• _ASSIGNMENT_
Present each line of the entries below that holds the word "melee".

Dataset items
+ + + +

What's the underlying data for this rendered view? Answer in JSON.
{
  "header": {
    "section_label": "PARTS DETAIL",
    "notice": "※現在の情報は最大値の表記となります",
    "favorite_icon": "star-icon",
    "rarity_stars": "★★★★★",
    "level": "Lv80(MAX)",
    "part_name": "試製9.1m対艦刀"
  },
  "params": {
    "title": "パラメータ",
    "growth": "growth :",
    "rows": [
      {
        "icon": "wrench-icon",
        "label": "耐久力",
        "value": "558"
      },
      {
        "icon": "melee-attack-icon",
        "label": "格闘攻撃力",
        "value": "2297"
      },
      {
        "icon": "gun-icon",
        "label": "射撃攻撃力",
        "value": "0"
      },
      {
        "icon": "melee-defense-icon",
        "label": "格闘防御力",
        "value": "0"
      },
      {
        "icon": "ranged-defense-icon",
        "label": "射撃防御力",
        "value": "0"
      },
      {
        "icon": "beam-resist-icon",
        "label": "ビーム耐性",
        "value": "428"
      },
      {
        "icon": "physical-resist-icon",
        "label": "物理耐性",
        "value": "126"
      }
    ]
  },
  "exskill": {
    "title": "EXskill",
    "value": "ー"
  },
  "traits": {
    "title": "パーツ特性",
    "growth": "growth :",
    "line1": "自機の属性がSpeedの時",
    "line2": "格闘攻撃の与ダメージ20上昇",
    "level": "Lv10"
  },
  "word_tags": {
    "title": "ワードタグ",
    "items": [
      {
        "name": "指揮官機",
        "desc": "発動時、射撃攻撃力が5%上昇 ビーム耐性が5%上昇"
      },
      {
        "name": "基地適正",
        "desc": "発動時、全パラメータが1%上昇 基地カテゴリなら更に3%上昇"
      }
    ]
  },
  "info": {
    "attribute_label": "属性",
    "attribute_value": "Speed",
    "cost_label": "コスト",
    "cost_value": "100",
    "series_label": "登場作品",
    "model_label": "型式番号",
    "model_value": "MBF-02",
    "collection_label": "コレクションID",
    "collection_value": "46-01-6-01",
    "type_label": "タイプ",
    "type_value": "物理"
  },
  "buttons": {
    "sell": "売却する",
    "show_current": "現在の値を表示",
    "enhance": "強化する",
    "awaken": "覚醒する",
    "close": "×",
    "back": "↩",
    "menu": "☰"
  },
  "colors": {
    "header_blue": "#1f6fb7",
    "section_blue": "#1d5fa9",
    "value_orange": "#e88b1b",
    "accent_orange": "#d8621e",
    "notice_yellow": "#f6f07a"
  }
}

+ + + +

• _PROBLEM SOLUTION_
        "icon": "melee-attack-icon",
        "icon": "melee-defense-icon",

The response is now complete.